Produced by Diputación Provincial de Segovia.
The two-year-long siege of Acre (1189-1191) was the most significant military engagement of the Third Crusade, attracting armies from across Europe, Syria, Mesopotamia, Egypt and the Maghreb. Drawing on a balanced selection of Christian and Muslim sources, the historian introduces his account of this hard-won victory for the Crusaders, when England’s Richard the Lionheart and King Philip Augustus of France joined forces to defeat the Egyptian Sultan Saladin. Chaired by Peter Florence.
Renowned painter of the exquisite and other-worldly The Kiss, Gustav Klimt is the crowning jewel in Austria’s symbolist movement. Join Brandon, Dautch and Quraishi as they present their poetic answers to Klimt’s masterpieces, specially commissioned by Bradford Literature Festival. The poets will discuss how Klimt’s work inspired their own, as well as the social and artistic context in which the paintings were created. This one-of-a-kind event marries the contemporary with the historical to mark the centenary of Klimt’s death.
Terrorist attacks are designed to 'terrorise, polarise and mobilise' their multiple audiences. In a sense, then, they function as teachable moments, where the perpetrators try to teach 'a lesson' to their 'adversaries'. At the same time, however, governments use these events to instruct the wider public about the risks that have to be managed, and how public life and values will not be modified by them. The Director of the Crime and Security Research Institute shows how by applying cutting-edge social media analytics, we can learn from past attacks about how terrorist violence tries to work.
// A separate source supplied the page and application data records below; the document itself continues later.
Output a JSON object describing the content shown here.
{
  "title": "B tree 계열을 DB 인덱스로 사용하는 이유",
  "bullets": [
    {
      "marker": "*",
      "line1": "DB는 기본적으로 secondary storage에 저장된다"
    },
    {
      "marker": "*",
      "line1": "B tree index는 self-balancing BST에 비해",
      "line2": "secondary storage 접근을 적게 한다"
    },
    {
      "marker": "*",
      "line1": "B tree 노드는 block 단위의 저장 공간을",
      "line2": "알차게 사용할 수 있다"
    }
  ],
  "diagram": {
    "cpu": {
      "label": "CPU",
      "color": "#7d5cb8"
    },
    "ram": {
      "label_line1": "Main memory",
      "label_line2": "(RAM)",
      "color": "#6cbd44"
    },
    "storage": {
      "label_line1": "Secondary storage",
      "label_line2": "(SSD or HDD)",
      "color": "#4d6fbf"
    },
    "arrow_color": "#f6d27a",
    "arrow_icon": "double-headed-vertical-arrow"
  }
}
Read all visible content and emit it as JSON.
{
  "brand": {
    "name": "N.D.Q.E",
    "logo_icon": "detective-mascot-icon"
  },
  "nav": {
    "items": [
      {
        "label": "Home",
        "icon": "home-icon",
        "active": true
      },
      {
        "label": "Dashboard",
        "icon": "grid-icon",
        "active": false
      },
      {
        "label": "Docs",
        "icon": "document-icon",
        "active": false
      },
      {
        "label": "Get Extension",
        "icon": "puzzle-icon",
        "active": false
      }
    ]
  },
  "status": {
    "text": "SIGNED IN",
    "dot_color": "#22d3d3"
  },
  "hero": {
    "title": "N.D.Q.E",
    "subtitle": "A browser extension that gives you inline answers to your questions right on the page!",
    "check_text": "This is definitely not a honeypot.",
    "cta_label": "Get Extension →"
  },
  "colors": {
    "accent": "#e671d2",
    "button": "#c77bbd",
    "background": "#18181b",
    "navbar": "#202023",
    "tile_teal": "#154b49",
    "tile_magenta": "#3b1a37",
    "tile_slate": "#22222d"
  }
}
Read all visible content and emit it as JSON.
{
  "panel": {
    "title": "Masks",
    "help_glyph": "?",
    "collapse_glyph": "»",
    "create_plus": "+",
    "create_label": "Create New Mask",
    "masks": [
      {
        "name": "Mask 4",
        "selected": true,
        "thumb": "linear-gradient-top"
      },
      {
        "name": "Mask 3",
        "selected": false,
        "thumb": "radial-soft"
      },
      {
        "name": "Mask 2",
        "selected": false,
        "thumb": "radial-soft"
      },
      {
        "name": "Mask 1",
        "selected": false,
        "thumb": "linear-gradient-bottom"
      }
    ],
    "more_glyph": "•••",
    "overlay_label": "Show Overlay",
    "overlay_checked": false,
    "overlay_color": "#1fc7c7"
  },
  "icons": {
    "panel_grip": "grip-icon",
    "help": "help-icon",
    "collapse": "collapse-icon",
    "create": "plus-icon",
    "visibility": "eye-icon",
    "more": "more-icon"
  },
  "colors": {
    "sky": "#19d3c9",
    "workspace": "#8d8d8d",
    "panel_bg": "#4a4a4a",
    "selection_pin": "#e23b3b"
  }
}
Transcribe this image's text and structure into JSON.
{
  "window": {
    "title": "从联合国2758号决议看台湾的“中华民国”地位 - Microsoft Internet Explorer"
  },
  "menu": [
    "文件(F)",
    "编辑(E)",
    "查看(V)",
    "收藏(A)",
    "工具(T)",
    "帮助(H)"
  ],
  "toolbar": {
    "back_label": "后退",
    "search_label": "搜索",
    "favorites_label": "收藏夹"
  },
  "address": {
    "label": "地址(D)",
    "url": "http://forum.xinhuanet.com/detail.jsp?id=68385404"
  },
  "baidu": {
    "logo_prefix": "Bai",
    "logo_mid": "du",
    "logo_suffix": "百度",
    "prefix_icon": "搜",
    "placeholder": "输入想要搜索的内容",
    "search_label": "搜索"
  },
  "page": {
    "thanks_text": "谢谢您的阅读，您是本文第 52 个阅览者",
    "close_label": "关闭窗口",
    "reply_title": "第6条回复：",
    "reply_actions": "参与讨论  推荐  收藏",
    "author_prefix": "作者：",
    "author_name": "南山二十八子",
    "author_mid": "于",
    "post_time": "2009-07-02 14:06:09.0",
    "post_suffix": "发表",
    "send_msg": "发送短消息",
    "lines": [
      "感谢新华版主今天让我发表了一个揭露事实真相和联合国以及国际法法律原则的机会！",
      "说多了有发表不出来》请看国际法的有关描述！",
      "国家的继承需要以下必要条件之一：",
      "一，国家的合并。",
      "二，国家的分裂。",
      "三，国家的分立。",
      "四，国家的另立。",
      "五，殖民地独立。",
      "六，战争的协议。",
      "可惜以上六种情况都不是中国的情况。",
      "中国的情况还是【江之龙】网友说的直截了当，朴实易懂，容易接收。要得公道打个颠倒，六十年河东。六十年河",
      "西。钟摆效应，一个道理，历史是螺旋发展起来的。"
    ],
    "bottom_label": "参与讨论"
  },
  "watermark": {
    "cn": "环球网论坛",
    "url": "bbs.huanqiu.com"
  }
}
Celebrating our native apples and the variety of products derived from them, by growers who care about nature and the environment. Charles Martell is known for Stinking Bishop cheese and now distils vintage spirits on his Gloucestershire farm; Hilary Engel makes cider from apples pressed by a Gypsy cob in a 17th-century mill; and Julia Blackshaw makes mellifluous juices from her organic orchard. They talk to Kitty Corrigan.
Louis de Bernières (Imagining Alexandria) and Nerys Williams (Sound Archive) read from their latest work. Louis will also read from some of his unpublished works.
The literary critic, famed for his wit and acute interpretations, explores the themes of his two spring publications. Radical Sacrifice revaluates the idea of sacrifice as purposed in theology and philosophy, reclaiming the act as radical politics. The re-publication of Why Marx Was Right examines the philosopher’s core ideas in the context of capitalism’s crises and communism’s collapse. Chaired by Dai Smith.
Adam Smith is now widely regarded as 'the father of modern economics'. But what he really thought, and what the implications of his ideas are, remain fiercely contested. Was he an eloquent advocate of capitalism and the freedom of the individual? Or a prime mover of 'market fundamentalism' and an apologist for inequality and human selfishness? Norman’s biography explores his work as a whole and traces his influence over the past two centuries. He shows how a proper understanding of Smith can help us grasp - and address - the problems of modern capitalism. His account of Smith offers not only the first thinker to place markets at the heart of economics, but also a pioneering theorist of moral philosophy, culture and society. Jesse Norman is MP for South Herefordshire, an historian and economist. Chaired by Bronwen Maddox.